=== Task description ===
Only the lines from the one that contains "Output a JSON" through the final line of the entries should be repeated, exactly as written.

=== Data listing ===
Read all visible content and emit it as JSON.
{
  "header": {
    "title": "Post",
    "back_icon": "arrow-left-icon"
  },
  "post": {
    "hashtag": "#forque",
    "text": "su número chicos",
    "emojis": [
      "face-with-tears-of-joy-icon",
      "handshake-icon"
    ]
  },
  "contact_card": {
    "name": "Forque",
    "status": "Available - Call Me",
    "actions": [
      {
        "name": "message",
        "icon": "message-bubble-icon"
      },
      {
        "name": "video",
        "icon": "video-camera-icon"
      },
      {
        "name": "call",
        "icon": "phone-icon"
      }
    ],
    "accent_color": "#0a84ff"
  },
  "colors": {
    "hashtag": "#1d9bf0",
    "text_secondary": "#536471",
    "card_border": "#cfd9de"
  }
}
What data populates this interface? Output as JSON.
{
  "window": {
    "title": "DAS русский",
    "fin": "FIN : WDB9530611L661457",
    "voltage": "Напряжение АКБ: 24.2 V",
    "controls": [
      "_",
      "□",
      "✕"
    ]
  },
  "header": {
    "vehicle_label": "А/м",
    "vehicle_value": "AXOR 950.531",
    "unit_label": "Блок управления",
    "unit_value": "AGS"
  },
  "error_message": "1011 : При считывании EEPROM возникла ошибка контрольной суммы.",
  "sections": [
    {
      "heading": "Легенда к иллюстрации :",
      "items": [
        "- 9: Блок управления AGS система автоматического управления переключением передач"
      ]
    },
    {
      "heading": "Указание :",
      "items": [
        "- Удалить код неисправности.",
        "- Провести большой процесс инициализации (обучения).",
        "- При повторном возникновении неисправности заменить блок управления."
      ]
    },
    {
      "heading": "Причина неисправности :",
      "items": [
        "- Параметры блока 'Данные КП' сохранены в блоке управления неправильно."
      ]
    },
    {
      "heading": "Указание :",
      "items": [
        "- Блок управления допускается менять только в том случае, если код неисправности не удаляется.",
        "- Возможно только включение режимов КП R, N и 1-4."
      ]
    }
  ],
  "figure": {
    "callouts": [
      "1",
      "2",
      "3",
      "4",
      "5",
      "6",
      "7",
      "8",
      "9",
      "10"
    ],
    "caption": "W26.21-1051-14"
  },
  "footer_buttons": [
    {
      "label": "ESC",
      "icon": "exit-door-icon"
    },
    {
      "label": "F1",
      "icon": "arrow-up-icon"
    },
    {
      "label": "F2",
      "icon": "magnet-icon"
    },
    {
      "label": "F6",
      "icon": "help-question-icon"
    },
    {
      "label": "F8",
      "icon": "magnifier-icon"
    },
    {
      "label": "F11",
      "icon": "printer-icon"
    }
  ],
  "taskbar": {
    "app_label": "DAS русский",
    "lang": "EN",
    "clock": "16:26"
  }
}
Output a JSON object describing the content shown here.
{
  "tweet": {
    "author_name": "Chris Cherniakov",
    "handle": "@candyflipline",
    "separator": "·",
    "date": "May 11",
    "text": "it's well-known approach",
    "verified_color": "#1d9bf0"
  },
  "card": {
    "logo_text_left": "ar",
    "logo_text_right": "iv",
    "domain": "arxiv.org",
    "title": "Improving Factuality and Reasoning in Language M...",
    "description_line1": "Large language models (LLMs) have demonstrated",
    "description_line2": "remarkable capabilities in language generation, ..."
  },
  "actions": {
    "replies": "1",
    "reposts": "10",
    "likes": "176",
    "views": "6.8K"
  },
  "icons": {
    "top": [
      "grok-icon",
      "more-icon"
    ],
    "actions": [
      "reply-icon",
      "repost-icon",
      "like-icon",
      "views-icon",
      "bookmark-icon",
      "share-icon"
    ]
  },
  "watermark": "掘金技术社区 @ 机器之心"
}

=== Result ===
Output a JSON object describing the content shown here.
{
  "tweet": {
    "author_name": "Chris Cherniakov",
    "handle": "@candyflipline",
    "separator": "·",
    "date": "May 11",
    "text": "it's well-known approach",
    "verified_color": "#1d9bf0"
  },
  "card": {
    "logo_text_left": "ar",
    "logo_text_right": "iv",
    "domain": "arxiv.org",
    "title": "Improving Factuality and Reasoning in Language M...",
    "description_line1": "Large language models (LLMs) have demonstrated",
    "description_line2": "remarkable capabilities in language generation, ..."
  },
  "actions": {
    "replies": "1",
    "reposts": "10",
    "likes": "176",
    "views": "6.8K"
  },
  "icons": {
    "top": [
      "grok-icon",
      "more-icon"
    ],
    "actions": [
      "reply-icon",
      "repost-icon",
      "like-icon",
      "views-icon",
      "bookmark-icon",
      "share-icon"
    ]
  },
  "watermark": "掘金技术社区 @ 机器之心"
}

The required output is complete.